Rent Control Bulletin (September 2015)

September 2015

Do you have a Policy and Complaint Mechanism for Addressing Tenant Allegations of Harassment and Discrimination?

The Human Rights Tribunal has recently reaffirmed the 3-part test for assessing whether or not an employer has met its obligation to take reasonable steps to respond to and address complaints of harassment or discrimination.  The decision in Zambito v. LIUNA Local 183, [see decision here at 2015 HRTO 605 (CanLII)] emphasizes in Step 1 of the test the need for employers to have a policy and complaint mechanism to address alleged violations of the Human Rights Code (the “Code”):

(1) Awareness of issues of discrimination/harassment, Policy, Complaint Mechanism and Training:  Was there an awareness of issues of discrimination and harassment in the workplace at the time of the incident?  Was there a suitable anti-discrimination/harassment policy?  Was there a proper complaint mechanism in place?  Was adequate training given to management and employee?

(2) Post-Complaint:  Seriousness, Promptness, Taking Care of its Employee [tenant or prospective tenant], Investigation and Action:  Once an internal complaint was made, did the employer [landlord] treat it seriously?  Did it deal with the matter promptly and sensitively?  Did it reasonably investigate and act?

(3)   Resolution of the Complaint (including providing the Complainant with a Healthy Work [living] Environment) and Communication:  Did the employer [landlord] provide a reasonable resolution in the circumstances?  If the complainant chose to return to work [stay in the rental unit], could the employer [landlord] provide him/her with a healthy, discrimination-free work [living] environment?  Did it communicate its findings and actions to the complainant?

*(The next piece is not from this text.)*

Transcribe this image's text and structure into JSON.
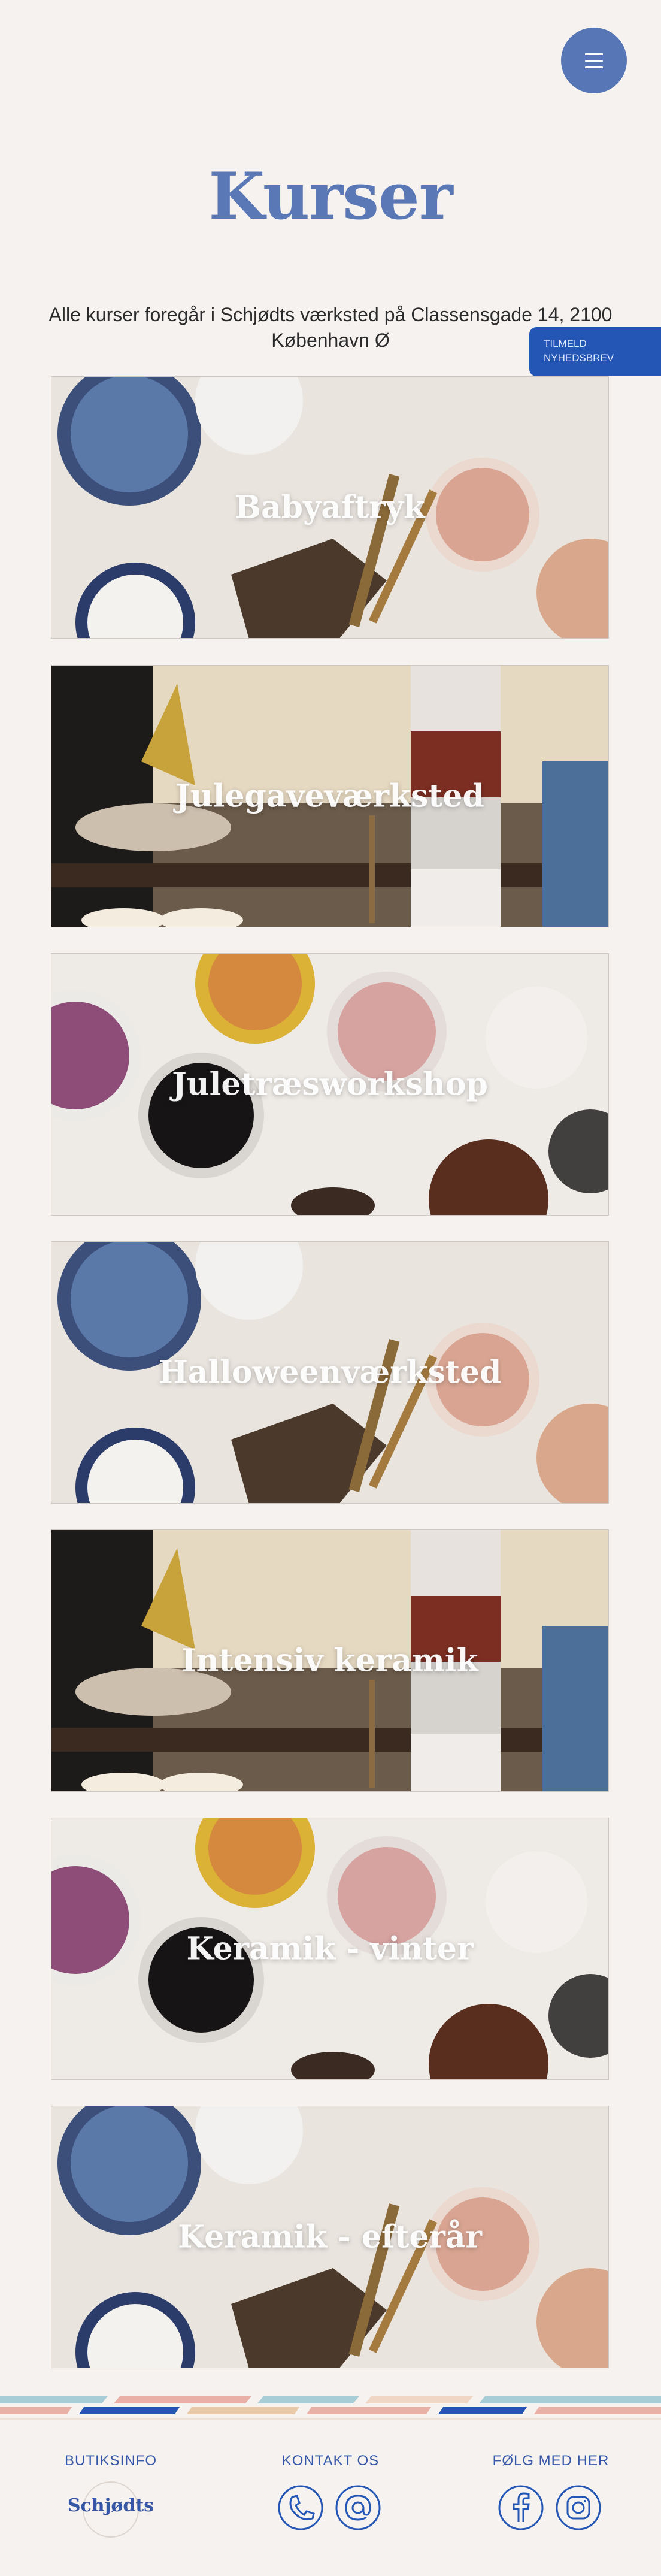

Many professional corporate landlords and property managers will have such policies and processes for their employees since other provincial legislation, like the Occupational Health and Safety Act (the “OHSA”), mandates a written policy for addressing workplace harassment and bullying. What most landlords and property managers don’t have, however, are policies and processes for prospective tenants and tenants to raise concerns about the alleged infringement of their Code rights.

While the test above arises from an employment context, the Code imposes the same obligations on landlords (including property management companies who act as landlords) with respect to ensuring a housing environment that is free from harassment and discrimination.

When a landlord or property management company is the subject of a complaint to the Human Rights Tribunal, the “Response to an Application” form (see Form 2- Page 8 of 13 here) that must be completed contains the following questions:

(a)  Do you have a policy related to the type of discrimination alleged in the Application?

(b)  Do you have a complaint process to deal with discrimination and harassment?

(c)  Did the applicant make a complaint under the internal complaint process about the facts in this Application?

(d)  Describe how the organization responded and what was the outcome of the complaint process?

Usually, landlord Respondents will have to answer “no” to the first two questions and “not applicable” to the last two.  On this basis alone, the risk of liability of the landlord to the complainant increases dramatically.

Landlords are vulnerable to human rights complaints and there are legal obligations imposed on them under the Code to take reasonable steps to respond to and address complaints of harassment and/or discrimination. In view of the Tribunal’s continued application of the 3-part test identified above in assessing an organization’s response to complaints, it is prudent for a landlord or property management company to ensure that there are formal policies in place in their operations by which tenants and prospective tenants can raise concerns of Code violations.

At a minimum, the policy should contain the following:

–  Identify the policy objectives (i.e. commitment to providing an environment free of harassment and discrimination)

–  Identify who the policy applies to

–  Set out a complaint resolution process (i.e. the requirement for a written complaint to be delivered to an identified person); and

–  Set out the investigation process

If a tenant alleges discrimination or harassment, onsite staff should be trained to recognize the types of complaints that trigger the application of the Code and the policy. Staff should know to provide a copy of the policy to the tenant or prospective tenant and request a written complaint containing details of his/her allegations.  As can be seen from the criteria set out by the Tribunal, it is important that the entire process, from the receipt of the complaint to the outcome of same, be thorough and complete.

Not only will taking these steps ensure that onsite staff are equipped to address complaints in a prompt and efficient manner, it may also enable a landlord to resolve complaints before they become the subject of applications to the Landlord and Tenant Board or the Human Rights Tribunal. Where landlords are named in a complaint, the existence of the policy (and compliance with it) will reduce liability exposure.

If you have questions about your policies or would like assistance in preparing a policy that will apply to tenant complaints of harassment or discrimination, please contact Kristin Ley at Cohen Highley LLP.

 

Author

Kristin's practice focuses on residential and commercial tenancies, human rights, condominium law and appellate advocacy. She works exclusively for housing providers and landlords with respect to all lease issues. Kristin regularly speaks at property management conferences and teaches human rights training courses to landlords and property managers. More →